▸ Work instruction
Copy everything in the data below exactly except the pictures.

*** Opening of Provided data ***

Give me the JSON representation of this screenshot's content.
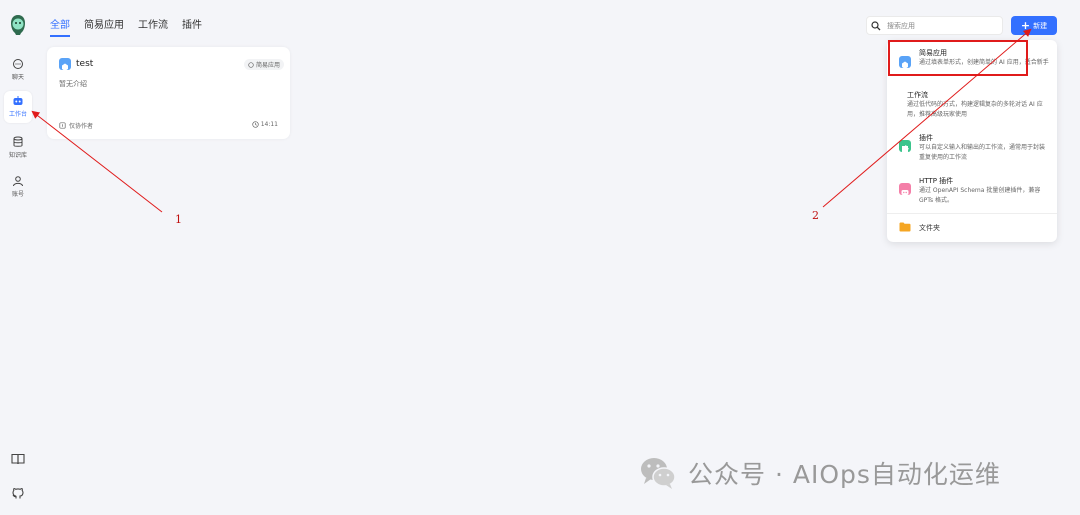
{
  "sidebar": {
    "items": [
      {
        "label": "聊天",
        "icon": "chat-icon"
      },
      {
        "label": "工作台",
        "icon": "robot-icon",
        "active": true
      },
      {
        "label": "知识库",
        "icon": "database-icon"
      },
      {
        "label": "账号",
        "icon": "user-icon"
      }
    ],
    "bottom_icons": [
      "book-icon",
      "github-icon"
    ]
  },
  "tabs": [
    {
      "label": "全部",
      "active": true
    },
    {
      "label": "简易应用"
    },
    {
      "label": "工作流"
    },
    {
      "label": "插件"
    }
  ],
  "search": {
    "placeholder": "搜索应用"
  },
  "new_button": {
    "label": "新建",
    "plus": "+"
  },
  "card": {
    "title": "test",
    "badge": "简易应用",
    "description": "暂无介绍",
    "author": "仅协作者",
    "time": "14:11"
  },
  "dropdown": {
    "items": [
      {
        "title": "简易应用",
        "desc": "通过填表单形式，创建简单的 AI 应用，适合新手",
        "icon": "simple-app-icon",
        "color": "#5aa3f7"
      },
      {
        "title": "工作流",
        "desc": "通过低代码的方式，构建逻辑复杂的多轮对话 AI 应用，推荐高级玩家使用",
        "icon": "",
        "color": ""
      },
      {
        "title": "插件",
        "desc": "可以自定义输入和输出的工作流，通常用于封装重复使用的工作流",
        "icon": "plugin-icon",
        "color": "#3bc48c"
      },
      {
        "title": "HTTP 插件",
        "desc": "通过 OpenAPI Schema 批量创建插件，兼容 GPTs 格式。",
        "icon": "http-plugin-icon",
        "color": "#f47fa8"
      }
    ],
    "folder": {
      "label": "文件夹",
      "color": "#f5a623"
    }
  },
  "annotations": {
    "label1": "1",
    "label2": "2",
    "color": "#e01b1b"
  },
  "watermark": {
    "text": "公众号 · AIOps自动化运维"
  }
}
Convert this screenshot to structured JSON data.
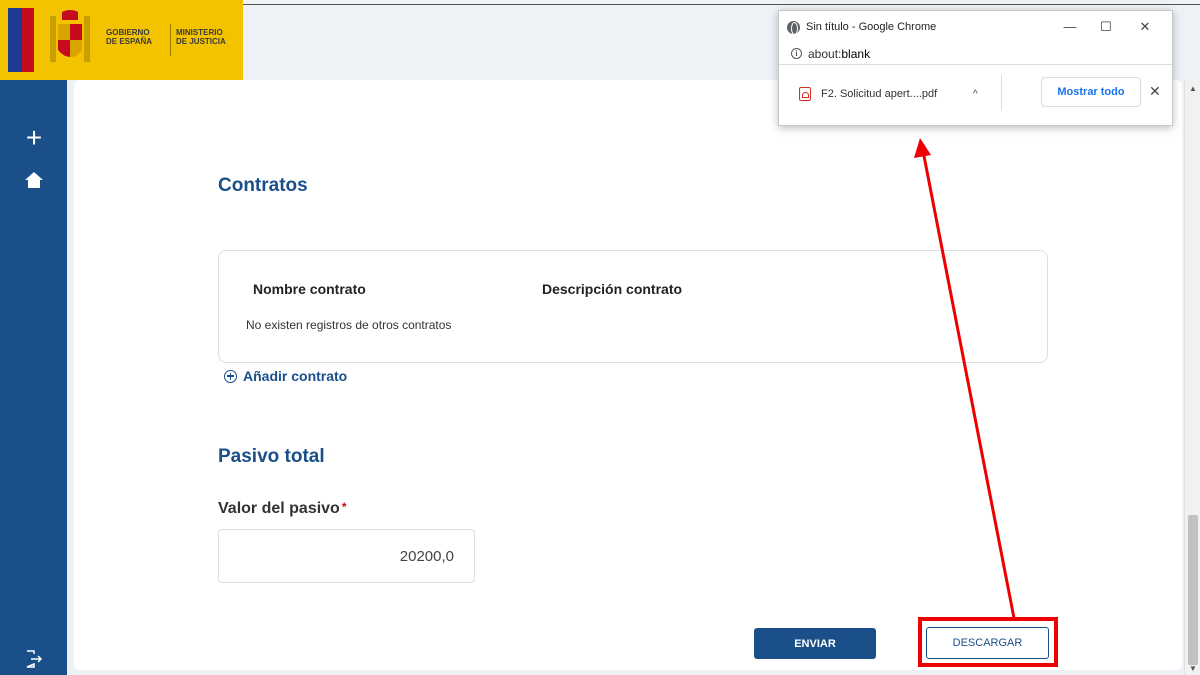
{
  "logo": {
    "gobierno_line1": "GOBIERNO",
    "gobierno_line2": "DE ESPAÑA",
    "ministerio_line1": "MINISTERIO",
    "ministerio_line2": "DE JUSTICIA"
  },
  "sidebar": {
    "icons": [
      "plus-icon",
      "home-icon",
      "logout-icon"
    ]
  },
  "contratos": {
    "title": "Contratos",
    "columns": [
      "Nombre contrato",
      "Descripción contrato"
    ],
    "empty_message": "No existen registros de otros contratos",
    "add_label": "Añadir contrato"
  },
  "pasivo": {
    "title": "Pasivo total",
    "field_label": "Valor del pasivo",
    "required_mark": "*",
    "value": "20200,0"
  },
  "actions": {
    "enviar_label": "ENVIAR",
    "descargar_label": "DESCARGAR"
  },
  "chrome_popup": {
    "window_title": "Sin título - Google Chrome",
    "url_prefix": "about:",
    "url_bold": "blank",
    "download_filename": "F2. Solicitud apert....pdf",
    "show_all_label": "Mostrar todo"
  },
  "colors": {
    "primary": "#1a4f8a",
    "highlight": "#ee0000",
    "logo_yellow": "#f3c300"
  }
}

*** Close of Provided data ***

▸ Exercise response
Give me the JSON representation of this screenshot's content.
{
  "sidebar": {
    "items": [
      {
        "label": "聊天",
        "icon": "chat-icon"
      },
      {
        "label": "工作台",
        "icon": "robot-icon",
        "active": true
      },
      {
        "label": "知识库",
        "icon": "database-icon"
      },
      {
        "label": "账号",
        "icon": "user-icon"
      }
    ],
    "bottom_icons": [
      "book-icon",
      "github-icon"
    ]
  },
  "tabs": [
    {
      "label": "全部",
      "active": true
    },
    {
      "label": "简易应用"
    },
    {
      "label": "工作流"
    },
    {
      "label": "插件"
    }
  ],
  "search": {
    "placeholder": "搜索应用"
  },
  "new_button": {
    "label": "新建",
    "plus": "+"
  },
  "card": {
    "title": "test",
    "badge": "简易应用",
    "description": "暂无介绍",
    "author": "仅协作者",
    "time": "14:11"
  },
  "dropdown": {
    "items": [
      {
        "title": "简易应用",
        "desc": "通过填表单形式，创建简单的 AI 应用，适合新手",
        "icon": "simple-app-icon",
        "color": "#5aa3f7"
      },
      {
        "title": "工作流",
        "desc": "通过低代码的方式，构建逻辑复杂的多轮对话 AI 应用，推荐高级玩家使用",
        "icon": "",
        "color": ""
      },
      {
        "title": "插件",
        "desc": "可以自定义输入和输出的工作流，通常用于封装重复使用的工作流",
        "icon": "plugin-icon",
        "color": "#3bc48c"
      },
      {
        "title": "HTTP 插件",
        "desc": "通过 OpenAPI Schema 批量创建插件，兼容 GPTs 格式。",
        "icon": "http-plugin-icon",
        "color": "#f47fa8"
      }
    ],
    "folder": {
      "label": "文件夹",
      "color": "#f5a623"
    }
  },
  "annotations": {
    "label1": "1",
    "label2": "2",
    "color": "#e01b1b"
  },
  "watermark": {
    "text": "公众号 · AIOps自动化运维"
  }
}
Convert this screenshot to structured JSON data.
{
  "logo": {
    "gobierno_line1": "GOBIERNO",
    "gobierno_line2": "DE ESPAÑA",
    "ministerio_line1": "MINISTERIO",
    "ministerio_line2": "DE JUSTICIA"
  },
  "sidebar": {
    "icons": [
      "plus-icon",
      "home-icon",
      "logout-icon"
    ]
  },
  "contratos": {
    "title": "Contratos",
    "columns": [
      "Nombre contrato",
      "Descripción contrato"
    ],
    "empty_message": "No existen registros de otros contratos",
    "add_label": "Añadir contrato"
  },
  "pasivo": {
    "title": "Pasivo total",
    "field_label": "Valor del pasivo",
    "required_mark": "*",
    "value": "20200,0"
  },
  "actions": {
    "enviar_label": "ENVIAR",
    "descargar_label": "DESCARGAR"
  },
  "chrome_popup": {
    "window_title": "Sin título - Google Chrome",
    "url_prefix": "about:",
    "url_bold": "blank",
    "download_filename": "F2. Solicitud apert....pdf",
    "show_all_label": "Mostrar todo"
  },
  "colors": {
    "primary": "#1a4f8a",
    "highlight": "#ee0000",
    "logo_yellow": "#f3c300"
  }
}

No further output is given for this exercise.